> **What is being asked**
Using the records below, report how many lines hold "WebShell", with no extra text.

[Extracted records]
..............................
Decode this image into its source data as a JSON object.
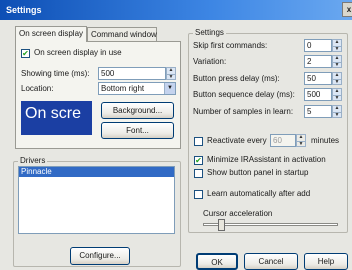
{
  "window": {
    "title": "Settings",
    "close_glyph": "x"
  },
  "tabs": [
    {
      "label": "On screen display"
    },
    {
      "label": "Command window"
    }
  ],
  "osd": {
    "in_use_label": "On screen display in use",
    "in_use_checked": true,
    "showing_time_label": "Showing time (ms):",
    "showing_time_value": "500",
    "location_label": "Location:",
    "location_value": "Bottom right",
    "preview_text": "On scre",
    "background_button": "Background...",
    "font_button": "Font..."
  },
  "drivers": {
    "group_label": "Drivers",
    "items": [
      "Pinnacle"
    ],
    "configure_button": "Configure..."
  },
  "settings": {
    "group_label": "Settings",
    "fields": [
      {
        "label": "Skip first commands:",
        "value": "0"
      },
      {
        "label": "Variation:",
        "value": "2"
      },
      {
        "label": "Button press delay (ms):",
        "value": "50"
      },
      {
        "label": "Button sequence delay (ms):",
        "value": "500"
      },
      {
        "label": "Number of samples in learn:",
        "value": "5"
      }
    ],
    "reactivate_label": "Reactivate every",
    "reactivate_value": "60",
    "reactivate_unit": "minutes",
    "reactivate_checked": false,
    "minimize_label": "Minimize IRAssistant in activation",
    "minimize_checked": true,
    "show_button_panel_label": "Show button panel in startup",
    "show_button_panel_checked": false,
    "learn_auto_label": "Learn automatically after add",
    "learn_auto_checked": false,
    "cursor_accel_label": "Cursor acceleration"
  },
  "dialog_buttons": {
    "ok": "OK",
    "cancel": "Cancel",
    "help": "Help"
  },
  "colors": {
    "title_bar": "#0d4fb5",
    "preview_bg": "#1b3fa3",
    "selection": "#316ac5",
    "check_mark": "#21a121"
  }
}
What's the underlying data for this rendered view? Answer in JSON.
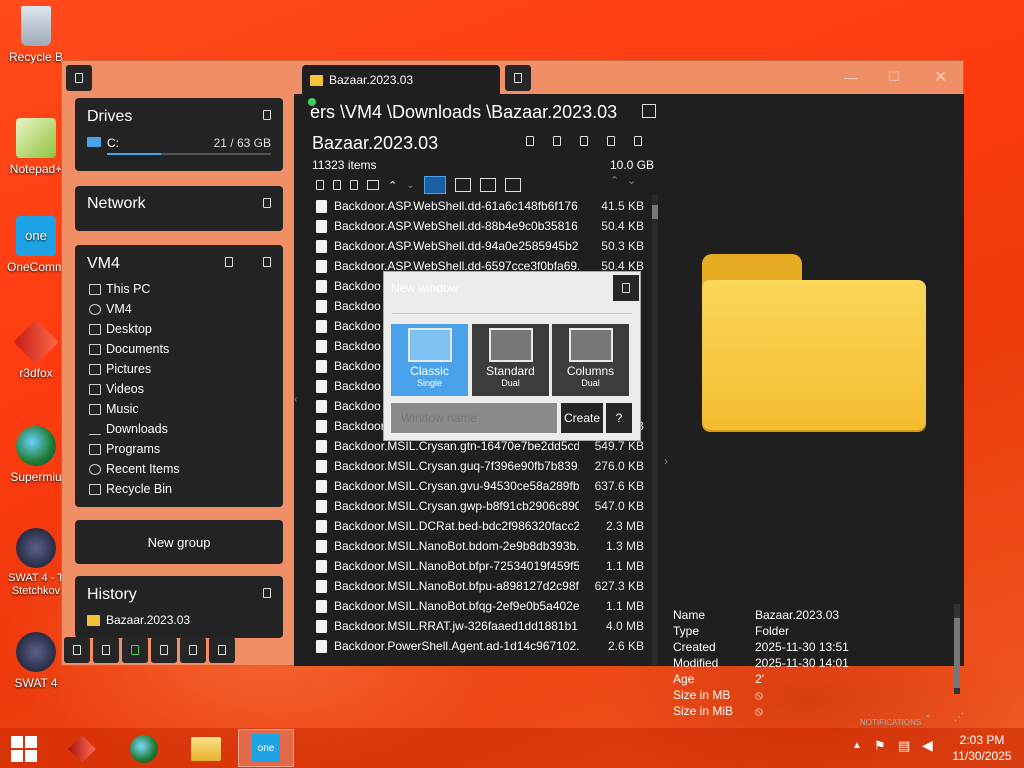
{
  "desktop": {
    "icons": [
      {
        "label": "Recycle B"
      },
      {
        "label": "Notepad+"
      },
      {
        "label": "OneComm"
      },
      {
        "label": "r3dfox"
      },
      {
        "label": "Supermiu"
      },
      {
        "label": "SWAT 4 - T\nStetchkov"
      },
      {
        "label": "SWAT 4"
      }
    ]
  },
  "window": {
    "tab_title": "Bazaar.2023.03",
    "path": "ers \\VM4 \\Downloads \\Bazaar.2023.03",
    "folder_title": "Bazaar.2023.03",
    "item_count": "11323 items",
    "total_size": "10.0 GB"
  },
  "sidebar": {
    "drives": {
      "title": "Drives",
      "drive_letter": "C:",
      "usage": "21 / 63 GB",
      "usage_fraction": 0.33
    },
    "network": {
      "title": "Network"
    },
    "vm4": {
      "title": "VM4",
      "items": [
        {
          "label": "This PC",
          "icon": "computer-icon"
        },
        {
          "label": "VM4",
          "icon": "user-icon"
        },
        {
          "label": "Desktop",
          "icon": "desktop-icon"
        },
        {
          "label": "Documents",
          "icon": "document-icon"
        },
        {
          "label": "Pictures",
          "icon": "picture-icon"
        },
        {
          "label": "Videos",
          "icon": "video-icon"
        },
        {
          "label": "Music",
          "icon": "music-icon"
        },
        {
          "label": "Downloads",
          "icon": "download-icon"
        },
        {
          "label": "Programs",
          "icon": "programs-icon"
        },
        {
          "label": "Recent Items",
          "icon": "recent-icon"
        },
        {
          "label": "Recycle Bin",
          "icon": "recycle-icon"
        }
      ]
    },
    "new_group": "New group",
    "history": {
      "title": "History",
      "items": [
        {
          "label": "Bazaar.2023.03"
        }
      ]
    }
  },
  "files": [
    {
      "name": "Backdoor.ASP.WebShell.dd-61a6c148fb6f176...",
      "size": "41.5 KB"
    },
    {
      "name": "Backdoor.ASP.WebShell.dd-88b4e9c0b35816...",
      "size": "50.4 KB"
    },
    {
      "name": "Backdoor.ASP.WebShell.dd-94a0e2585945b2...",
      "size": "50.3 KB"
    },
    {
      "name": "Backdoor.ASP.WebShell.dd-6597cce3f0bfa69...",
      "size": "50.4 KB"
    },
    {
      "name": "Backdoo",
      "size": ""
    },
    {
      "name": "Backdoo",
      "size": ""
    },
    {
      "name": "Backdoo",
      "size": ""
    },
    {
      "name": "Backdoo",
      "size": ""
    },
    {
      "name": "Backdoo",
      "size": ""
    },
    {
      "name": "Backdoo",
      "size": ""
    },
    {
      "name": "Backdoo",
      "size": ""
    },
    {
      "name": "Backdoor.MSIL.Crysan.grb-69870584fe1835b...",
      "size": "331.5 KB"
    },
    {
      "name": "Backdoor.MSIL.Crysan.gtn-16470e7be2dd5cd...",
      "size": "549.7 KB"
    },
    {
      "name": "Backdoor.MSIL.Crysan.guq-7f396e90fb7b839...",
      "size": "276.0 KB"
    },
    {
      "name": "Backdoor.MSIL.Crysan.gvu-94530ce58a289fb...",
      "size": "637.6 KB"
    },
    {
      "name": "Backdoor.MSIL.Crysan.gwp-b8f91cb2906c890...",
      "size": "547.0 KB"
    },
    {
      "name": "Backdoor.MSIL.DCRat.bed-bdc2f986320facc2...",
      "size": "2.3 MB"
    },
    {
      "name": "Backdoor.MSIL.NanoBot.bdom-2e9b8db393b...",
      "size": "1.3 MB"
    },
    {
      "name": "Backdoor.MSIL.NanoBot.bfpr-72534019f459f5...",
      "size": "1.1 MB"
    },
    {
      "name": "Backdoor.MSIL.NanoBot.bfpu-a898127d2c98f...",
      "size": "627.3 KB"
    },
    {
      "name": "Backdoor.MSIL.NanoBot.bfqg-2ef9e0b5a402e...",
      "size": "1.1 MB"
    },
    {
      "name": "Backdoor.MSIL.RRAT.jw-326faaed1dd1881b1...",
      "size": "4.0 MB"
    },
    {
      "name": "Backdoor.PowerShell.Agent.ad-1d14c967102...",
      "size": "2.6 KB"
    }
  ],
  "properties": [
    {
      "key": "Name",
      "value": "Bazaar.2023.03"
    },
    {
      "key": "Type",
      "value": "Folder"
    },
    {
      "key": "Created",
      "value": "2025-11-30  13:51"
    },
    {
      "key": "Modified",
      "value": "2025-11-30  14:01"
    },
    {
      "key": "Age",
      "value": "2'"
    },
    {
      "key": "Size in MB",
      "value": "⦸"
    },
    {
      "key": "Size in MiB",
      "value": "⦸"
    }
  ],
  "notifications_label": "NOTIFICATIONS",
  "dialog": {
    "title": "New window",
    "modes": [
      {
        "title": "Classic",
        "sub": "Single"
      },
      {
        "title": "Standard",
        "sub": "Dual"
      },
      {
        "title": "Columns",
        "sub": "Dual"
      }
    ],
    "name_placeholder": "Window name",
    "create_label": "Create",
    "help_label": "?"
  },
  "taskbar": {
    "time": "2:03 PM",
    "date": "11/30/2025"
  },
  "colors": {
    "accent": "#4aa3ea",
    "folder": "#f6c63d",
    "panel": "#232323",
    "window_bg": "#f08f65"
  }
}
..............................
> **Answer below**
4